Its final and perhaps greatest coup was its decisive role in the 1999 takeover of Telecom Italia by Olivetti. The deal was decided by the narrowest of margins with 51% of shareholders voting in favour of the deal. Under Cuccia's leadership, which lasted until his death in 2000, the bank was widely described as "secretive" despite being publicly traded: meetings with analysts or interviews with the media were not granted.
We are a business built on people. Since our foundation, we have maintained a client-centric approach, meeting our clients' needs and building trust through everything we do.
Stable management ensures indepth knowledge of the business environment, which, along with our long-term vision, enables us to implement large-scale, wide-ranging strategic initiatives.
Mr. Clemente Rebecchini (Head of the Principal Investing Division and Central Mang.)
Mr. Francisco Bachiller (Exec. Chairman of Corp. & Investment Banking and Co-Head of CIB)
Ms. Jessica Spina (Head of Group Investor Relations & Strategic Corp.
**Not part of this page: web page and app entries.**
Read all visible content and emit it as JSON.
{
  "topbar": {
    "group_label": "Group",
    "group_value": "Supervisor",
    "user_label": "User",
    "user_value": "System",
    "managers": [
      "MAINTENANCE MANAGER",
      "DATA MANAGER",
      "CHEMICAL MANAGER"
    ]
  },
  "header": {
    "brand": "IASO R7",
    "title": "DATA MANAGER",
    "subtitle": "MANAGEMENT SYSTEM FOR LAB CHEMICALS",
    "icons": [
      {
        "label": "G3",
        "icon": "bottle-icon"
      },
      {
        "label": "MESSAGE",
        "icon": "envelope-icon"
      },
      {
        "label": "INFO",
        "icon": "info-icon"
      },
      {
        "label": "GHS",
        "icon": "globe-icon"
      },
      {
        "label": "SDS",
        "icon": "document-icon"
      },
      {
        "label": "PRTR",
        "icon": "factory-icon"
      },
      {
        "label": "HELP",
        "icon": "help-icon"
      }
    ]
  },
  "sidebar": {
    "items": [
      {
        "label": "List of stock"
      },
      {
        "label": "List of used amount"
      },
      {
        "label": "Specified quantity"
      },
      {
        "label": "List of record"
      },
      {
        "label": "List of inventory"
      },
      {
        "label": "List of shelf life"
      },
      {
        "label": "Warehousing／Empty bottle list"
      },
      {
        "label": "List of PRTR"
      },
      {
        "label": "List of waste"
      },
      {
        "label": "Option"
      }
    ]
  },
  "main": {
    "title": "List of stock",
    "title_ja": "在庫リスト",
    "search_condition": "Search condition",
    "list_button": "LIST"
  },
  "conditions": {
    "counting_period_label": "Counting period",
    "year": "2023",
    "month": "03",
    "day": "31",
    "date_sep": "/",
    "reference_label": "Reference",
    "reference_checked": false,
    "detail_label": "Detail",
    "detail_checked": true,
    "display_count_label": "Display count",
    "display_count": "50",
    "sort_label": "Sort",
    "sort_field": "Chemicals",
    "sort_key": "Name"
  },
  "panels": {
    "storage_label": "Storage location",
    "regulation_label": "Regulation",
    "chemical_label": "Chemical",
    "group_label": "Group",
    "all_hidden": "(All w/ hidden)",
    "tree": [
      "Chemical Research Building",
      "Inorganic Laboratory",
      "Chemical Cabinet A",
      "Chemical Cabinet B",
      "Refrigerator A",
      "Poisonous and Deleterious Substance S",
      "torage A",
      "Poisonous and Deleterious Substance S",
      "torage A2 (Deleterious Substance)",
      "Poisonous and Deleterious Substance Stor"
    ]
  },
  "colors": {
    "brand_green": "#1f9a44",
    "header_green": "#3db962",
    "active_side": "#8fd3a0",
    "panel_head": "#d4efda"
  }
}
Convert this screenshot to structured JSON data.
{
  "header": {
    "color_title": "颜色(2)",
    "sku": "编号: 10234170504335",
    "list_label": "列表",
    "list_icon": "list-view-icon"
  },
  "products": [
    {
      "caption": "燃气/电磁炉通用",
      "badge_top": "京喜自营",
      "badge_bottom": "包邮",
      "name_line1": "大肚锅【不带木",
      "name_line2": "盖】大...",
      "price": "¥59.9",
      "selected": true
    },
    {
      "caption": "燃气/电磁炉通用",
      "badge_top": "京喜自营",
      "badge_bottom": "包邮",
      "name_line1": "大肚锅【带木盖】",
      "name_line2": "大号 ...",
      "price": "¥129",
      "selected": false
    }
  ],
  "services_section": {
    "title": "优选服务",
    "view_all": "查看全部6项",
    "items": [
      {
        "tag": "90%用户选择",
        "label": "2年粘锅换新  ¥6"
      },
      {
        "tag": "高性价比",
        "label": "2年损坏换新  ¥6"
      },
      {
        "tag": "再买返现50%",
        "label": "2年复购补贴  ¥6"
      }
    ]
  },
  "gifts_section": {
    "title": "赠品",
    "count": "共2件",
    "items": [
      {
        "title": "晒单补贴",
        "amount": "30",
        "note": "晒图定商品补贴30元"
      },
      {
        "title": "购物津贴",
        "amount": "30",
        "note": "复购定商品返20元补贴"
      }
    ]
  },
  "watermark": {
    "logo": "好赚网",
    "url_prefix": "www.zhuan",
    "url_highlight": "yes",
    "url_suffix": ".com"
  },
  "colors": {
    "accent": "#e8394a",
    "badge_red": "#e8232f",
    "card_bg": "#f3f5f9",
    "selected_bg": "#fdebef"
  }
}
Devel.)
Mr. Antonio Guglielmi (Head of CIB Rome & Public Institutions and Head of European Equity Research)
Mr. Adam Bolek (Head of Germany Unit)
Matteo Maralla (Head of Equity Capital Markets Syndicate)
Mr. Ulrich Paefgen (Vice Chairman of Strategic Devel. for Europe)
Mr. Francesco Saverio Vinci (GM & Director)
Emanuele Flappini (Head of Company Financial Reporting)